If we succumbed to the current political correctness, then I would only be able to write characters from my own cultural knowledge.
I am a white, middle-aged, Anglo-Celtic, heterosexual, Australian male. If I could only write from my cultural position, then all my characters would be like me! Aaaaagh! Run for the hills!!!
It might be all right for one scene down the pub with a bunch of middle-aged white Aussie blokes having a beer or sixteen. But it would make for a really boring entire book.
I can't think of any good writer in history who has produced a work that doesn't encompass different cultural groups, be it from the perspective of gender, race, or otherwise.
To make that point, I'm going to mention Ray Bradbury's The Martian Chronicles. This is one of the most wonderful and powerful sci-fi novels I have ever read. But Bradbury writes, in part, from the perspective of the Martians. Now, how could he know what it was like to be a Martian? He couldn't, clearly; he imagined it, as a writer does. The novel is in large part an allegory about colonialism, and it is brilliant in this aspect. Could Bradbury relate directly to colonised people? Ah, no. He was a 20th century white American - they can't claim to be colonised. So, using the argument bandied about by the politically correct brigade, Bradbury has engaged in "cultural appropriation" on a double level.
Let's talk briefly about "sensitivity reading" (or "cultural sensitivity"), as it relates directly to the above conversation. And I will talk about this from the perspective of my own novel, Harry's World. The concept of "cultural sensitivity" means that we, as writers, should not write anything which might offend any particular group in our society. There is a growing movement that suggests authors should get "sensitivity readers", from any particular social group they write about, to vet their draft work to iron out anything which is "insensitive".
Again, I won't be told what to write!

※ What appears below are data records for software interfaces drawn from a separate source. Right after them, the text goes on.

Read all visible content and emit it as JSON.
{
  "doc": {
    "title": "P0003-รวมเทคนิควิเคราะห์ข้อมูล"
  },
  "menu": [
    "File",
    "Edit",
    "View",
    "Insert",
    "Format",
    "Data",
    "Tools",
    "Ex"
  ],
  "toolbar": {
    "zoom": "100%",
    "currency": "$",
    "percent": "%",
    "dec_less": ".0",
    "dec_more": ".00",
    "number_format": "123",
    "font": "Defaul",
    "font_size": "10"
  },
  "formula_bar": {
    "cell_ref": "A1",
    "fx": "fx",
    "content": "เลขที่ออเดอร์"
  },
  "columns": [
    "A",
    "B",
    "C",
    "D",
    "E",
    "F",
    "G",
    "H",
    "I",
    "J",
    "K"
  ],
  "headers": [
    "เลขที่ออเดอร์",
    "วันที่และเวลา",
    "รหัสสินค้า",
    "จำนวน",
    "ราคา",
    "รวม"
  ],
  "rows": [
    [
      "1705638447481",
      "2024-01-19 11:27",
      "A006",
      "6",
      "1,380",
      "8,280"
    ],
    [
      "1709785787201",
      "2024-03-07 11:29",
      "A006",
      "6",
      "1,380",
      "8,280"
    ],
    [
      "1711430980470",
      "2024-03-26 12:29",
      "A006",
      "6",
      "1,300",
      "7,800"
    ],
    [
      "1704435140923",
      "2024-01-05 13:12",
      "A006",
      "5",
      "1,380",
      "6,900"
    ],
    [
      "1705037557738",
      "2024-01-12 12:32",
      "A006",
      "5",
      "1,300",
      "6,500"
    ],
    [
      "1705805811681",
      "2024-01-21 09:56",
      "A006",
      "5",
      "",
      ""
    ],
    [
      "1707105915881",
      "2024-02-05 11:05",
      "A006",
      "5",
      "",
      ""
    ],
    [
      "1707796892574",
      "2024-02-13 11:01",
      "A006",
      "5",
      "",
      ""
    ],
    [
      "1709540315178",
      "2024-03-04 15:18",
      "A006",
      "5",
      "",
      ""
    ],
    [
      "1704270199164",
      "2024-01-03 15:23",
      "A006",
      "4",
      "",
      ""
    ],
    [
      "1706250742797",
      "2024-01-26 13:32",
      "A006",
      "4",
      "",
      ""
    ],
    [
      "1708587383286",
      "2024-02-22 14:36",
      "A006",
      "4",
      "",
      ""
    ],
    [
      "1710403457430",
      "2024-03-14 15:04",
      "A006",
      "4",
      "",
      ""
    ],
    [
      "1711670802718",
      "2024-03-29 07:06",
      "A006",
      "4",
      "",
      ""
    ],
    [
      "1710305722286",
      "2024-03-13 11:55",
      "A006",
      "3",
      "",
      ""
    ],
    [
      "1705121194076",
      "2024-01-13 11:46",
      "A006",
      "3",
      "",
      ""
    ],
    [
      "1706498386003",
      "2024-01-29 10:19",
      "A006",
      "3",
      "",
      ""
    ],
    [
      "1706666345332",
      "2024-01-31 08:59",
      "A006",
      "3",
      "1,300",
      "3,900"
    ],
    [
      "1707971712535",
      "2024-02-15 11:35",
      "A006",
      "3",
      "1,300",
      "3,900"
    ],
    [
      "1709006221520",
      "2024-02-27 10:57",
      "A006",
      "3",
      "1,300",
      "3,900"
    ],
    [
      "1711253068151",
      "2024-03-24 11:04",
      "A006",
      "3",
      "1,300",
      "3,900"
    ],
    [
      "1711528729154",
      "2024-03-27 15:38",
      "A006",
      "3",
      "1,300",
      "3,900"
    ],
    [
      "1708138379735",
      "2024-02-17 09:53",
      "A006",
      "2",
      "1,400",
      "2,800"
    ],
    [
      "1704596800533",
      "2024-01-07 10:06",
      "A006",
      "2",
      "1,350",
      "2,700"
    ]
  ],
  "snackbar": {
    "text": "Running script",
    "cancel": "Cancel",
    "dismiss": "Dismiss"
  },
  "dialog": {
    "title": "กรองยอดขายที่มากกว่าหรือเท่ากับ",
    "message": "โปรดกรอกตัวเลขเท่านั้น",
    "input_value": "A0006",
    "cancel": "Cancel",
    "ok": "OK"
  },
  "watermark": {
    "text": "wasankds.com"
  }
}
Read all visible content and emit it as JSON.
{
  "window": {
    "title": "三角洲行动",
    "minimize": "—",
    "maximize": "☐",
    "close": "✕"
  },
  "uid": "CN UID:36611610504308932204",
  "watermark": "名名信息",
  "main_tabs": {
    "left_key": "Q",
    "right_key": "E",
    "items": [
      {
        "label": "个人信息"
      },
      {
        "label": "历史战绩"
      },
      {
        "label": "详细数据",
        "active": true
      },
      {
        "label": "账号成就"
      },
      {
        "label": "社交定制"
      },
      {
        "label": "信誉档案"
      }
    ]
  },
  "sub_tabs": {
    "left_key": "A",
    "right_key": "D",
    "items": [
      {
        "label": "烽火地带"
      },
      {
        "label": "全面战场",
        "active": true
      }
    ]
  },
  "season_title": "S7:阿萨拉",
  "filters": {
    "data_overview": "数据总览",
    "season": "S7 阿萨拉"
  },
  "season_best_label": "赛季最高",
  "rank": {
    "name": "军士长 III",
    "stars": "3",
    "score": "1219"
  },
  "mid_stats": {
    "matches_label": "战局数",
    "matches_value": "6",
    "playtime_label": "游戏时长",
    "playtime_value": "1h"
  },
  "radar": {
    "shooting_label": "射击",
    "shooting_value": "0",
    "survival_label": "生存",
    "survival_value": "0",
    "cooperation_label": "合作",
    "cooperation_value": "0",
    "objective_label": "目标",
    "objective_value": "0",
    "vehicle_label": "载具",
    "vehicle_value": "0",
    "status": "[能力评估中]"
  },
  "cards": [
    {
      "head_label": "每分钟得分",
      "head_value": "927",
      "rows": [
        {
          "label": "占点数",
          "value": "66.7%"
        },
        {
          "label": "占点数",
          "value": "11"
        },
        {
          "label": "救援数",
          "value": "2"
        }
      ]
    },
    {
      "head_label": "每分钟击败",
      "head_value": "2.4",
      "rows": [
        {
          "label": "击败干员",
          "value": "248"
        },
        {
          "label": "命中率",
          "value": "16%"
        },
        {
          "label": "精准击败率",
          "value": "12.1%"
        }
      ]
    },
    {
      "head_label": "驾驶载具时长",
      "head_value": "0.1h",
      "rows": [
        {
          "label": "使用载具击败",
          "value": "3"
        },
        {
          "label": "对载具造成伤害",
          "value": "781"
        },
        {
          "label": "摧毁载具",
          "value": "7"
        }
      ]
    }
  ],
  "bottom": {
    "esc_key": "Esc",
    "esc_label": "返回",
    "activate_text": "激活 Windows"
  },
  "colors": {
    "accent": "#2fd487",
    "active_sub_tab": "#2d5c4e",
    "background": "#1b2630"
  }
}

By way of example, I have a completely despicable character in Harry's World who is clearly and offensively racist. I have deliberately created the character thus, as I want to highlight my disgust at racism. And I do this through the despicable character. Now, given the character's comments about black Africans (and West Indians), I would well imagine that many readers would find this character's comments to be offensive. They are offensive; deliberately so. This is one of the points of fiction writing - it's about making social comment. Further, I write in detail about many characters influenced by the corruption I have seen in my professional life. If there are corrupt government officials out there who are offended by what I have portrayed, then all the better. Offence is not always a bad thing.
In summary, writing and literature is about free expression. Any attempt to constrain this expression, even when dressed up as something supposedly respectable, constitutes a form of censorship. And I never consider political correctness as respectable. Never, ever! It is, in my view, actually censorship and totalitarianism by stealth.
Censorship is at all times, in all forms, and in all circumstances, utterly abhorrent. Any thinking person in a democracy ought to be terrified by censorship. Read (or re-read) Orwell's 1984 if you need reminding.
As authors, we have to be allowed to write whatever we feel. If a reader doesn't like it, then fine, that's their right. But they do not have any licence to impinge on my right as an author to say whatever I want to say.